A Real Entrepreneurial Lesson From Montana Railroad History
By Lawrence W. Reed
“Montanans can be rightfully proud of the state’s direct connection to James J. Hill, one of American history’s greatest entrepreneurs.”
When Canadian-born James J. Hill died in 1916 at the age of 77, he left a monumental legacy of achievement. Builder of the Great Northern Railroad (now the Burlington Northern), he opened up the sparsely populated American West from St. Paul to Seattle. And he did it on his own dime.
Residents of Glasgow in Valley County will vouch for Hill’s local influence. The town’s very name derives from the moment that Hill spun a globe and landed his finger on Glasgow, Scotland. At least two other Montana towns materialized on our maps in similar fashion, whether by Hill’s finger or that of another Great Northern official—Malta in Phillips County and Harlem in Blaine County.
The story of the five transcontinental railroads built by 1900 often overlooks some remarkable lessons about private initiative and government subsidies.
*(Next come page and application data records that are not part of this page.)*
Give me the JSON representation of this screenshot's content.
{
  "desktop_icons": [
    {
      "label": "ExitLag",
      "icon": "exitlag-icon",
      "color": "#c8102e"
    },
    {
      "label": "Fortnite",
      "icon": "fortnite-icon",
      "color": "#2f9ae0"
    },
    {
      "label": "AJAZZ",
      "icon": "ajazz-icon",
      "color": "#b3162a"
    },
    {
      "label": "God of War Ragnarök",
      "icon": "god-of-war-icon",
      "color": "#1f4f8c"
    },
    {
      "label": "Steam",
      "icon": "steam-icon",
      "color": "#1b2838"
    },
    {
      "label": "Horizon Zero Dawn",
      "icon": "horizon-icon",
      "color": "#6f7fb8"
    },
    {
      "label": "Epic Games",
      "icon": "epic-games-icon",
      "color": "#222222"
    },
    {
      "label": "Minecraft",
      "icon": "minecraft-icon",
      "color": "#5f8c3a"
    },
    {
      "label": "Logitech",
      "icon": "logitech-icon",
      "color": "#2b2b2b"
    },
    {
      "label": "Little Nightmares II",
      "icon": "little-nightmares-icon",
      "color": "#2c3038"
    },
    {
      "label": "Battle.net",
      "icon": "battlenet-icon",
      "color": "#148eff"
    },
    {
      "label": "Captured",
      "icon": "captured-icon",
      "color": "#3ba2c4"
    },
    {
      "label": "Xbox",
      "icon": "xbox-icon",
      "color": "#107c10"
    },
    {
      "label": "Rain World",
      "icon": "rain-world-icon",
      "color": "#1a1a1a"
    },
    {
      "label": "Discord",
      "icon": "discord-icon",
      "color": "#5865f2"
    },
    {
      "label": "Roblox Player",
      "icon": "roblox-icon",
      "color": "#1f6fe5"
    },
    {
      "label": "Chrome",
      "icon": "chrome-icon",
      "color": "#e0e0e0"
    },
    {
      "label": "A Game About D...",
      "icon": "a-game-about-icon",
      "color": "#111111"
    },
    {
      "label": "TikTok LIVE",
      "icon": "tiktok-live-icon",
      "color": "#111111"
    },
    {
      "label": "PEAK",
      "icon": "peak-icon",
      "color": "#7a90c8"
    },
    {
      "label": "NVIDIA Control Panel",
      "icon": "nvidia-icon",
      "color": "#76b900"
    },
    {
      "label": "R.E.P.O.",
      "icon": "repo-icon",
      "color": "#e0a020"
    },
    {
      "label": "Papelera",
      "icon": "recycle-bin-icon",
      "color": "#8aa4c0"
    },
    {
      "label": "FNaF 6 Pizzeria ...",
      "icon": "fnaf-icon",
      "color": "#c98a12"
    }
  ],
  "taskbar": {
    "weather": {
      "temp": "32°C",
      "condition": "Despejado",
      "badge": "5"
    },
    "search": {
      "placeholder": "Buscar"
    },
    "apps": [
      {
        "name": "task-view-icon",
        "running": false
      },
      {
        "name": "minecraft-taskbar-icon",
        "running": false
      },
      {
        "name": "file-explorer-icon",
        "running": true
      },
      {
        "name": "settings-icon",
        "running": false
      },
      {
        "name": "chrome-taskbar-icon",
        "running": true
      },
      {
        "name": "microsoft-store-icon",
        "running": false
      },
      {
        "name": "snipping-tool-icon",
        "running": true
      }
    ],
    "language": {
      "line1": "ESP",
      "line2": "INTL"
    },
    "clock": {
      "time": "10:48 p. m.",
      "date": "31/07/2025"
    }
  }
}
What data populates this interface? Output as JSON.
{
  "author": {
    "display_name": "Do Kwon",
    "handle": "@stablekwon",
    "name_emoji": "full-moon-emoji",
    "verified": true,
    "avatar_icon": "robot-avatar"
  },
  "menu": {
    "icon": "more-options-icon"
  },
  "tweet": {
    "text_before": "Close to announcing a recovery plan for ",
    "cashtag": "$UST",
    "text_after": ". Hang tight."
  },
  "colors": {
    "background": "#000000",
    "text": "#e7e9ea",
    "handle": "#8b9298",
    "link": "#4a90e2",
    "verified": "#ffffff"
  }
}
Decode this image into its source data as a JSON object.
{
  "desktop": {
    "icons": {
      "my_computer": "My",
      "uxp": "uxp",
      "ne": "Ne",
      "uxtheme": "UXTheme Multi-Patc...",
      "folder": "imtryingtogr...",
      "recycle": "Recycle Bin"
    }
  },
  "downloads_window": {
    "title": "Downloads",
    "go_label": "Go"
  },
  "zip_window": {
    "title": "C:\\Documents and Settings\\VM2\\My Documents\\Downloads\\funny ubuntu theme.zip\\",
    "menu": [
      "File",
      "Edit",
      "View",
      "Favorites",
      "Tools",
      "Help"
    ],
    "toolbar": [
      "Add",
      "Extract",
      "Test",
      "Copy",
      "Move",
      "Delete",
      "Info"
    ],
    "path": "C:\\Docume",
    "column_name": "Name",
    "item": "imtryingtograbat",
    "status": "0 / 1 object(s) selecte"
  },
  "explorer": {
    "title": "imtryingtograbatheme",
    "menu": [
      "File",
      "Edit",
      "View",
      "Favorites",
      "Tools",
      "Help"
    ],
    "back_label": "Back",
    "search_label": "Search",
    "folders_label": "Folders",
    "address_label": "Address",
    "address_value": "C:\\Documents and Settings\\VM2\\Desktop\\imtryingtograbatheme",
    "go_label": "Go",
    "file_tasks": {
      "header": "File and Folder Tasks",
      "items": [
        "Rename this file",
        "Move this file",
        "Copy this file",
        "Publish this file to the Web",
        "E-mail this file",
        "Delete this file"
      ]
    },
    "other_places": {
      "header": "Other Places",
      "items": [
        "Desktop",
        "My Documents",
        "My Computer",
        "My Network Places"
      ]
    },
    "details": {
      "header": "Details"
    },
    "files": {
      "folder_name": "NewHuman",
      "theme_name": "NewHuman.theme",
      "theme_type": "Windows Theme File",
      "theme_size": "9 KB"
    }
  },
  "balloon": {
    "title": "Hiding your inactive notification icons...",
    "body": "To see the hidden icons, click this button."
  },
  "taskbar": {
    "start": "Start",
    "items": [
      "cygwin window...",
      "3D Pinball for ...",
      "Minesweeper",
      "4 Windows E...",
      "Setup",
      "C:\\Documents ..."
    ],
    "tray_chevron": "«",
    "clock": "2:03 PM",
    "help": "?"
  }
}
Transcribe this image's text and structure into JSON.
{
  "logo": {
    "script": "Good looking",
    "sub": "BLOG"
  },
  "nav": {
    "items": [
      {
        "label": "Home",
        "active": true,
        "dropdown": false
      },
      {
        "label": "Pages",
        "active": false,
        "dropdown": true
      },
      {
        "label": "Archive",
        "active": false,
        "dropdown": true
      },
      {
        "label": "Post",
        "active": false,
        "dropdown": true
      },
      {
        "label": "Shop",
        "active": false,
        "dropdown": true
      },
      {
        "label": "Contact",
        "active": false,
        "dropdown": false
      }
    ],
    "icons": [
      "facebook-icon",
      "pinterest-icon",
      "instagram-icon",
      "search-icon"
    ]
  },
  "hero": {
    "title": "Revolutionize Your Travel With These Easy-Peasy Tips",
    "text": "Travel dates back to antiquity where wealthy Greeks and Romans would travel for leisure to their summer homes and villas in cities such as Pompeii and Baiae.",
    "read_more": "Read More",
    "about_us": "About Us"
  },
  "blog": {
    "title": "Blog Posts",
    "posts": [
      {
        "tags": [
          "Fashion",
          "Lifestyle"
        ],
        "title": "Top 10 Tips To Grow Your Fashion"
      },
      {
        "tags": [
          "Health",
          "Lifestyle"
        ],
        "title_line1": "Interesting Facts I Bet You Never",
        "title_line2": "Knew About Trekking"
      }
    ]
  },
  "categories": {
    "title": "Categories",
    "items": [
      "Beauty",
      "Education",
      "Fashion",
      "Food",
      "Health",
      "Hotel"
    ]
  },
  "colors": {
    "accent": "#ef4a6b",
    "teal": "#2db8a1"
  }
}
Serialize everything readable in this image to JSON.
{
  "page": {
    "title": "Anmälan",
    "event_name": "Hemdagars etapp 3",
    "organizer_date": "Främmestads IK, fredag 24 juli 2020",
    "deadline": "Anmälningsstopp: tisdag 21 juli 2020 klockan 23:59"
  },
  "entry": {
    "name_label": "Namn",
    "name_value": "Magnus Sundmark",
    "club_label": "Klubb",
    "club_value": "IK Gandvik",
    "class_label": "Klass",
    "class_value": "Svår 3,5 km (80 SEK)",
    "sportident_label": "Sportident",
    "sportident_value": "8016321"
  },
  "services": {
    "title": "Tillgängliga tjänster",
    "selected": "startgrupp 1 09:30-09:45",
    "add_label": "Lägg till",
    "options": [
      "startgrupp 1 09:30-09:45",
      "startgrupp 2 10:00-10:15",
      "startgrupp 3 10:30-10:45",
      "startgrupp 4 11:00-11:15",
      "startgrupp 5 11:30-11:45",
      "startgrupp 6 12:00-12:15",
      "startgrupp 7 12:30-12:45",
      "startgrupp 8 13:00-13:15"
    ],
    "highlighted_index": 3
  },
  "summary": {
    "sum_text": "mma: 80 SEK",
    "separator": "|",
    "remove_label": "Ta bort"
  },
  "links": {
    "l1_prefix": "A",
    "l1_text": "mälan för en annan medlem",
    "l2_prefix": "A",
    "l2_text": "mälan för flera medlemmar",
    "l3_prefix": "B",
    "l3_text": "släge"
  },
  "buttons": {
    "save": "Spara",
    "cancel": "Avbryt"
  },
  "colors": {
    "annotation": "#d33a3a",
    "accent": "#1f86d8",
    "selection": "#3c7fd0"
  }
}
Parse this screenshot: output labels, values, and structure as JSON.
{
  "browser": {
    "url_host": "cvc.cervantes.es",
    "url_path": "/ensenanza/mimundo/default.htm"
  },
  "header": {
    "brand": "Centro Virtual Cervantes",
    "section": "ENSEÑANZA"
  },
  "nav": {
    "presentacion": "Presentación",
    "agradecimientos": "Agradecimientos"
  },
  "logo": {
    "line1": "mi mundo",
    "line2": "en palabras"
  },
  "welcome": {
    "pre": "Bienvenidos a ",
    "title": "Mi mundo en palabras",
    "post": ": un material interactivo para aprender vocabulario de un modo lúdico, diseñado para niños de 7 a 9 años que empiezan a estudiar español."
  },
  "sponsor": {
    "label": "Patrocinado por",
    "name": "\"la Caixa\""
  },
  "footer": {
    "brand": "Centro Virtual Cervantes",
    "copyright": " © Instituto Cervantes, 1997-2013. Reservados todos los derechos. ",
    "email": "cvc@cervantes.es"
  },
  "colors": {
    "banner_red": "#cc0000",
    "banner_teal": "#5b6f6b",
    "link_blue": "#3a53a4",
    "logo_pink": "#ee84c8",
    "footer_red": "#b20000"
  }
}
Four of the five transcontinentals received huge “donations” from Washington in the form of land grants and taxpayer cash. Hill’s Great Northern was the only one that accepted neither and the only one that never went bankrupt.
Hill was unlike Leland Stanford, who used his political connections to get the California legislature to ban competition with his Central Pacific Railroad. Hill was happy to compete without political favors because he knew he could. He offered incentives to people to move west and help him develop the area in exchange for hauling their goods. One of those people was Friedrich Weyerhauser, who built his timber fortune in the Northwest in partnership with Hill’s railroad.
The lure of subsidies created powerful incentives for the other railroads to throw down tracks just to get the government goodies. That’s why hundreds of miles of track had to be replaced later before any train could ride them. Historian Burton Folsom, author of the classic book, “The Myth of the Robber Barons,” reveals that before the lines of the Union Pacific and the Central Pacific met where the famous Golden Spike connected them, teams from the two railroads blew up each other’s track to claim more land and cash from Washington. Congress stopped it by finally demanding they meet at Promontory Point, Utah.
Thirty years ago, I wrote a newspaper column about Hill. One of the papers that published it was the Havre Daily News. Havre was the headquarters of the western division of the Burlington Northern, the successor railroad to Hill’s Great Northern. The division’s president invited me to give a couple of speeches in town. He promised to put me up in an old but restored executive rail car that Hill had built himself.
For two nights, I lodged on the tracks in that beautiful car, marveling at its 19th-century fixtures. After my speeches, Burlington Northern workers hooked the car to a locomotive. I then experienced one of the most memorable rides of my life—west on the “Hi-Line” through the Marias Pass that Hill himself chose as the best route for his tracks, ultimately arriving and disembarking at Whitefish.
Montanans can be rightfully proud of the state’s direct connection to James J. Hill, one of American history’s greatest entrepreneurs.
Lawrence W. Reed writes a monthly column for the Frontier Institute in Helena, on whose board he serves. He is president emeritus of the Foundation for Economic Education and blogs at www.lawrencewreed.com.